Broad Consumer-Friendly Data Rights: Consent Revocation, Data Deletion, Opt-Out Request Verification, and UOOMs
Under the MCDPA, consumers are given a broad range of rights to their personal data. Notably, Montana is only the second state statutorily (after Connecticut) and third state generally (after Colorado did so through the rulemaking process), to provide consumers with the right to revoke consent to the processing of their personal data. Consumers also can request the deletion of their personal data in the controller's possession (as opposed to just data that the controller directly collected from the consumer). Further, opt-out requests for the sale of personal data, targeted advertising, or certain types of profiling must be honored, even if controllers are unable to authenticate the request. This means that controllers cannot ignore opt-out requests, even if they are unable to confirm the identity of the resident requesting the opt-out unless the controller has a good faith, reasonable and documented belief that the request is fraudulent.
Starting January 1, 2025, the MCDPA will require controllers to recognize UOOMs to effectuate opt-out requests for the sale of personal data and targeted advertising, meaning that individuals will be able to automatically opt out of such activities through their browser settings. This provision aligns closely with that of the CTDPA. Further, for processing activities created or generated after January 1, 2025, controllers must comply with data protection assessment requirements.
Enforcement and Temporary Second Chances
The MCDPA does not provide for a private right of action and is only enforceable by the Montana Attorney General's (AG) office.
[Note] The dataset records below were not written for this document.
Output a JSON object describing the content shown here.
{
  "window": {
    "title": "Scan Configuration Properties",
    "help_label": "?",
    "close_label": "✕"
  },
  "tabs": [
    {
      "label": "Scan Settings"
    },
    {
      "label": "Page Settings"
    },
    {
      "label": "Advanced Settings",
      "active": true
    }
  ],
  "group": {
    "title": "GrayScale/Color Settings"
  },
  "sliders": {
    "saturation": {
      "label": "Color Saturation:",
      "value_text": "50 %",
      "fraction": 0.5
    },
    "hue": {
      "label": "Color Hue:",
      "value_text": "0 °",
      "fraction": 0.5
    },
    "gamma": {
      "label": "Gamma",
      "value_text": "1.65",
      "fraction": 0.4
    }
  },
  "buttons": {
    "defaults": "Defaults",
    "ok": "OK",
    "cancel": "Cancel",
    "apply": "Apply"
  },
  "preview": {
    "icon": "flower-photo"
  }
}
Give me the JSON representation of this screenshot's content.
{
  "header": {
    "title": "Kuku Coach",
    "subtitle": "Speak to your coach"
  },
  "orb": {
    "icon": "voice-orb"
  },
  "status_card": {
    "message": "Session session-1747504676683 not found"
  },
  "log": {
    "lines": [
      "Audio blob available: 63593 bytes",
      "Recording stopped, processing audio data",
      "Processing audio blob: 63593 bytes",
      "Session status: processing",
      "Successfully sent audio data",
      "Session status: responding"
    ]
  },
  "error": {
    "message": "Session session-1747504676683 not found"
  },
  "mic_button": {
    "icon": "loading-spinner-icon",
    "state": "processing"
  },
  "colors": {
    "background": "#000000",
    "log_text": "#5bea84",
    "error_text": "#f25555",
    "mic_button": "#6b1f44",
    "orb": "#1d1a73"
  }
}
It does, however, require the AG's office to provide a controller with a notice of violation and an opportunity to cure, but only until April 1, 2026, when that right to cure sunsets.
- October 1, 2024: MCDPA goes into effect.
- January 1, 2025: Controllers must recognize UOOMs and comply with data protection assessment requirements.
- April 1, 2026: Right to cure sunsets.
Our team will continue to monitor the MCDPA.
The content of this article is intended to provide a general guide to the subject matter. Specialist advice should be sought about your specific circumstances.